Write out every line below that contains "screenshot".
-------------------------
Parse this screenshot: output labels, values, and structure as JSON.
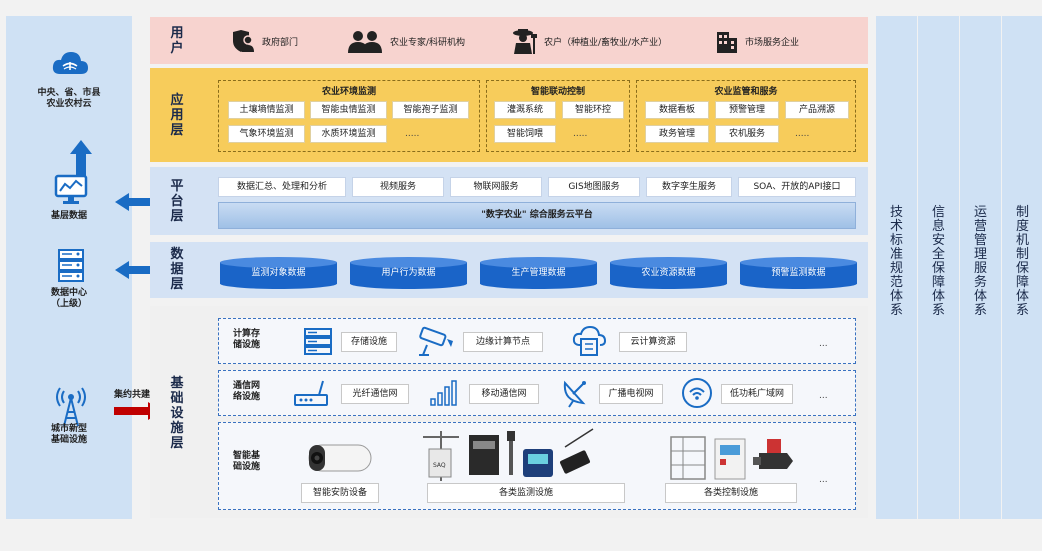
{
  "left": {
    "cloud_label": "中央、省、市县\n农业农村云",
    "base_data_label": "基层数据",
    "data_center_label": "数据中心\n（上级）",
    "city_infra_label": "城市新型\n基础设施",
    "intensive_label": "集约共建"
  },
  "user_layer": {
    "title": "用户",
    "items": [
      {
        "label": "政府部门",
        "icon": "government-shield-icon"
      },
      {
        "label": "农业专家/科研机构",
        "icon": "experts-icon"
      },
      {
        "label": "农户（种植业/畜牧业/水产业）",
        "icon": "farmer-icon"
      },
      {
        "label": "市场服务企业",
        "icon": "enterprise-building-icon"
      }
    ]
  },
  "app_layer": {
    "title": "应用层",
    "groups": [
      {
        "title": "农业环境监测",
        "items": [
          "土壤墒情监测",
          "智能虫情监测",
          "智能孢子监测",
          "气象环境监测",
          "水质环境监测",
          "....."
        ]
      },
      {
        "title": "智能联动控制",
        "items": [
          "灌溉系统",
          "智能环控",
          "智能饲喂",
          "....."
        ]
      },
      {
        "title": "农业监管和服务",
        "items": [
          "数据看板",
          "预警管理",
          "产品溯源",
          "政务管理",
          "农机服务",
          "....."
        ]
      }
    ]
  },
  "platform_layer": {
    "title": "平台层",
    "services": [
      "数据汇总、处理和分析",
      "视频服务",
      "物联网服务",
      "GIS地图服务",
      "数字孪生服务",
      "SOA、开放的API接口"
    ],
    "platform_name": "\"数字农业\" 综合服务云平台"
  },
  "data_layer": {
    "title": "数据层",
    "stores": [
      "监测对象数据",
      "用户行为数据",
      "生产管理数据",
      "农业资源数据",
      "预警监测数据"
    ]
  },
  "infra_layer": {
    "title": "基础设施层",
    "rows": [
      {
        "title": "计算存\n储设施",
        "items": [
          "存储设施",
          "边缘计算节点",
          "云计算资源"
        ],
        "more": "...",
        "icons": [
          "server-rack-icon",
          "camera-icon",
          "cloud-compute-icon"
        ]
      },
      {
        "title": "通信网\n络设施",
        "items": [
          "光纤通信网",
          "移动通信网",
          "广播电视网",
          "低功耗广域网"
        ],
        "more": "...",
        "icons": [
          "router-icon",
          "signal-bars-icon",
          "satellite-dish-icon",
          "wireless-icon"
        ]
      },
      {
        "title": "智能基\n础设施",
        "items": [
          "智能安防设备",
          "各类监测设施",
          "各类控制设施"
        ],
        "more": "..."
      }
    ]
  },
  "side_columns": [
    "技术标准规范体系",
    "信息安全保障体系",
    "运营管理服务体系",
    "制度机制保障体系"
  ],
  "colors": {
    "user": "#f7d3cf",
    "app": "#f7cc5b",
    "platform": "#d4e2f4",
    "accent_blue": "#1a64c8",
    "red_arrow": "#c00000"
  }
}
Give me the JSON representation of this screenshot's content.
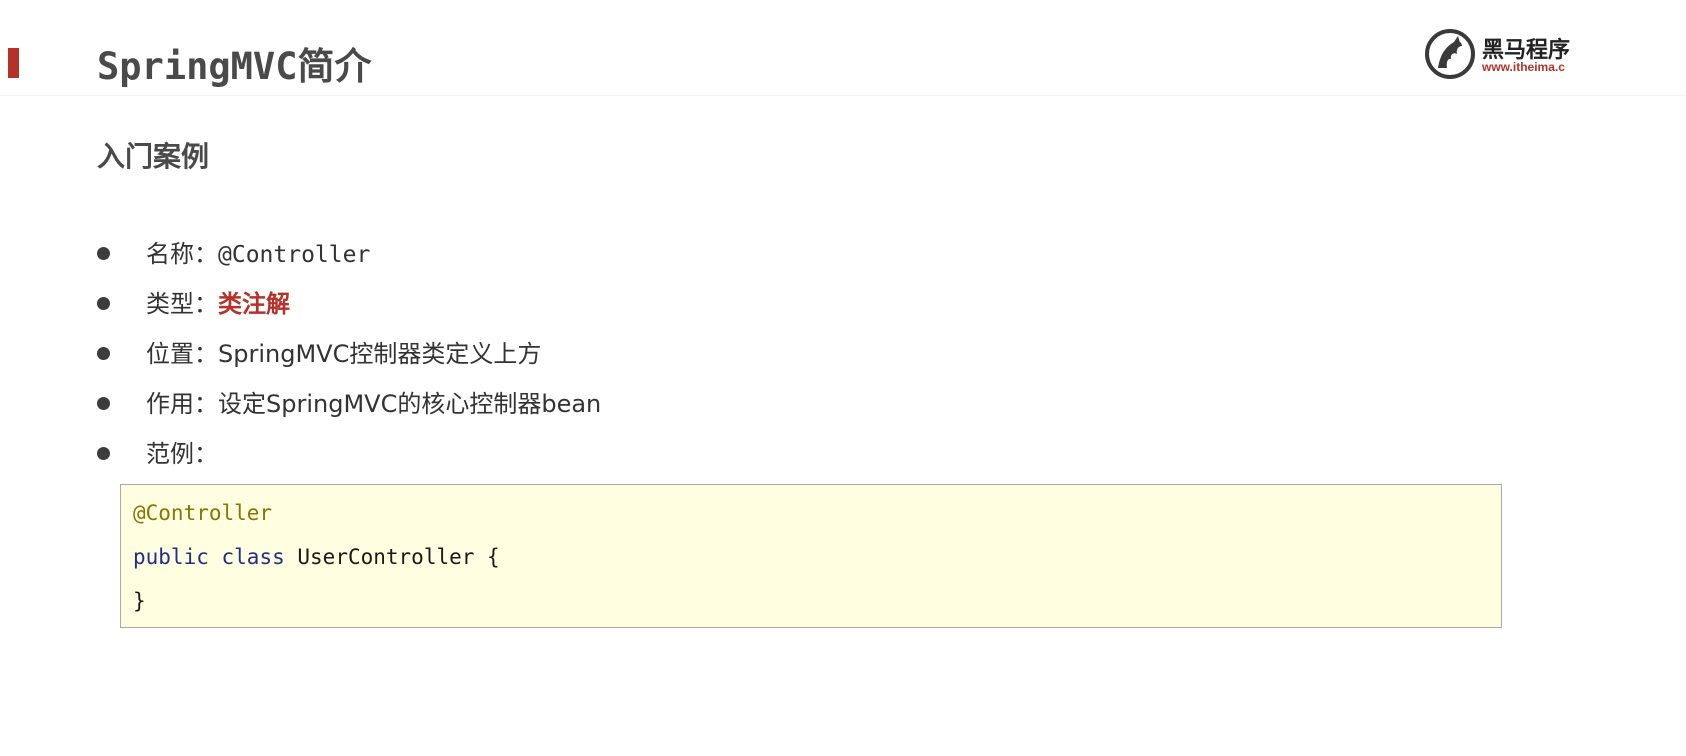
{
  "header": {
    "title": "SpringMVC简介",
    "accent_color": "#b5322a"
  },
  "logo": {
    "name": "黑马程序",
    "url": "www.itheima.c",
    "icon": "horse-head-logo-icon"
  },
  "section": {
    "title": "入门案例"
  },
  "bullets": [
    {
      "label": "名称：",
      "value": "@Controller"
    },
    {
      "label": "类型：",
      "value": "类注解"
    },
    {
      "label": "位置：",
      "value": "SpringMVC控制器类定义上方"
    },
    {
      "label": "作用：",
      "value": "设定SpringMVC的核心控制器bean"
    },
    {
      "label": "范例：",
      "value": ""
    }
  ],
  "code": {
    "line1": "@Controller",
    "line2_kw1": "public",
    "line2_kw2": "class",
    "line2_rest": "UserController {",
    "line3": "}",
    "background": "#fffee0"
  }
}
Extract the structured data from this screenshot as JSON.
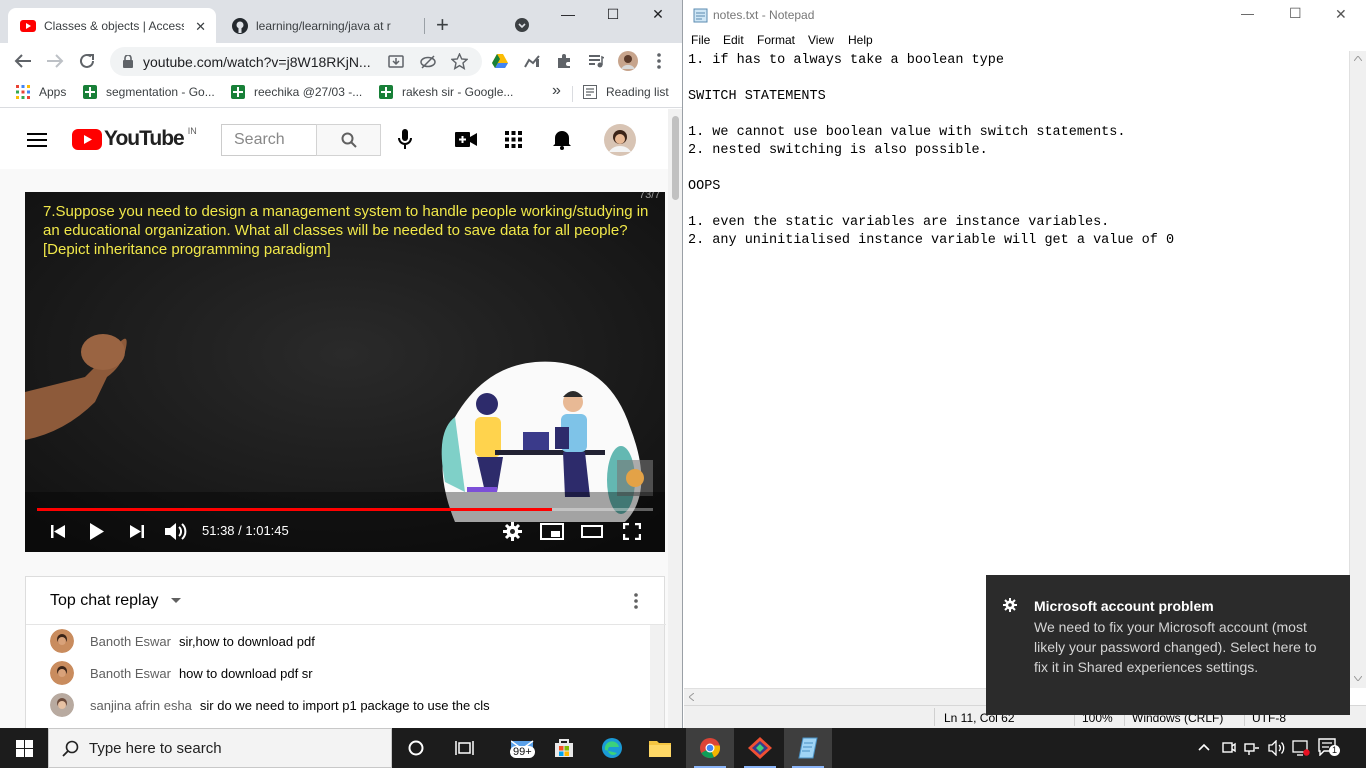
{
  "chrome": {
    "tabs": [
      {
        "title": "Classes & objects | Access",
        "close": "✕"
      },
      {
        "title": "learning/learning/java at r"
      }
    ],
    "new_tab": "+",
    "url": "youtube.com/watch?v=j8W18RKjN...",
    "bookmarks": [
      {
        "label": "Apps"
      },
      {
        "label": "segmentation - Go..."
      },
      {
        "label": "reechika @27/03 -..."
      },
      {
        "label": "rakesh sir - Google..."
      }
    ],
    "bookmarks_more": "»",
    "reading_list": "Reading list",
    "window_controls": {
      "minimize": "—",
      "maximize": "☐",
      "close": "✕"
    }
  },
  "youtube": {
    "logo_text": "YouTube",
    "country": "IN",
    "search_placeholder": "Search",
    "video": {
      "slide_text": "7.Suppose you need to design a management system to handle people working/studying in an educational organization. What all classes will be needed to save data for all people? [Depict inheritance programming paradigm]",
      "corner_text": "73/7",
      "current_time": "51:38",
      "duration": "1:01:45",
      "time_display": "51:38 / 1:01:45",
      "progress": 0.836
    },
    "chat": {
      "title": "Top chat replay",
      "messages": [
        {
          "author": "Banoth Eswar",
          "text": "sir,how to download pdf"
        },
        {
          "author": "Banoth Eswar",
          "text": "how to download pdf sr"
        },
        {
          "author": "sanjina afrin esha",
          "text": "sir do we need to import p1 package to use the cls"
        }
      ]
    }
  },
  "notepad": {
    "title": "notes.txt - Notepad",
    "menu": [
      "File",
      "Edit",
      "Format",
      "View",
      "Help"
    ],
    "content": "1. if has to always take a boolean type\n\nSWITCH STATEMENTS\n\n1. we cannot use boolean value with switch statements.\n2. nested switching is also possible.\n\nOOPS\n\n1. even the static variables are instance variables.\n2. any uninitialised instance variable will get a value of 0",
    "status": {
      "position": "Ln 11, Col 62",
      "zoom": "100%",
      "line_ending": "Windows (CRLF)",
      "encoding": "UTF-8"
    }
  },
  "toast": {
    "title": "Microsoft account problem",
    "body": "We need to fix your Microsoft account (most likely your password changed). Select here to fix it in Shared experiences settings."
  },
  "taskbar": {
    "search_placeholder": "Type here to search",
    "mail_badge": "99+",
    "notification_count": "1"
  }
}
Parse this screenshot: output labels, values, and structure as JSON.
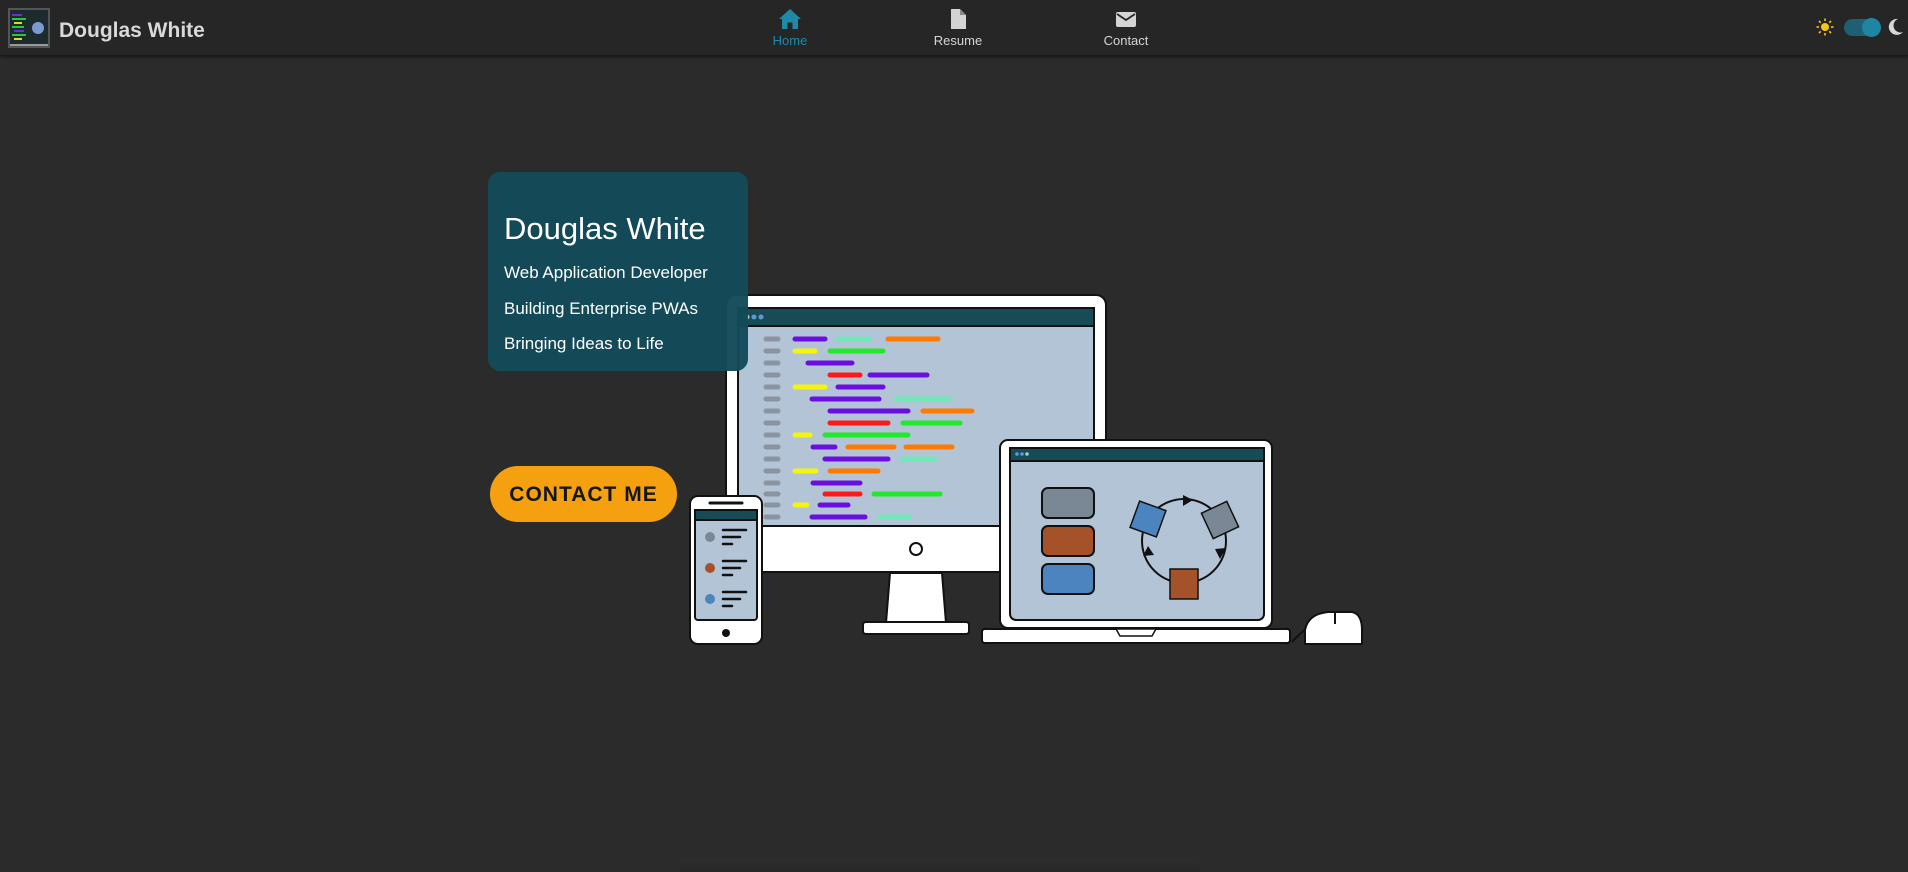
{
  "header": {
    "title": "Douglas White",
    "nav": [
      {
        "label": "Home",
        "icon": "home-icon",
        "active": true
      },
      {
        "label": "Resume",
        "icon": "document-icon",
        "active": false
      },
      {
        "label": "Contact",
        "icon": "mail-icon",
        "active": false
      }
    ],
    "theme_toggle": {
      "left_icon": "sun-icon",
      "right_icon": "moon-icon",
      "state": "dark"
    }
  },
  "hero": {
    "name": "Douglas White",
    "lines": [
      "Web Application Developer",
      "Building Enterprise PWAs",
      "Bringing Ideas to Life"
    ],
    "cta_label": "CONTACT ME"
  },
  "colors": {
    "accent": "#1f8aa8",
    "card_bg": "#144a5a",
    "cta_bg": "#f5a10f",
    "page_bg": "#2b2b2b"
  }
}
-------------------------
→ Exercise response:
Parse this screenshot: output labels, values, and structure as JSON.
Give me the JSON representation of this screenshot's content.
Extract the structured data from this screenshot as JSON.
Parse this screenshot: output labels, values, and structure as JSON.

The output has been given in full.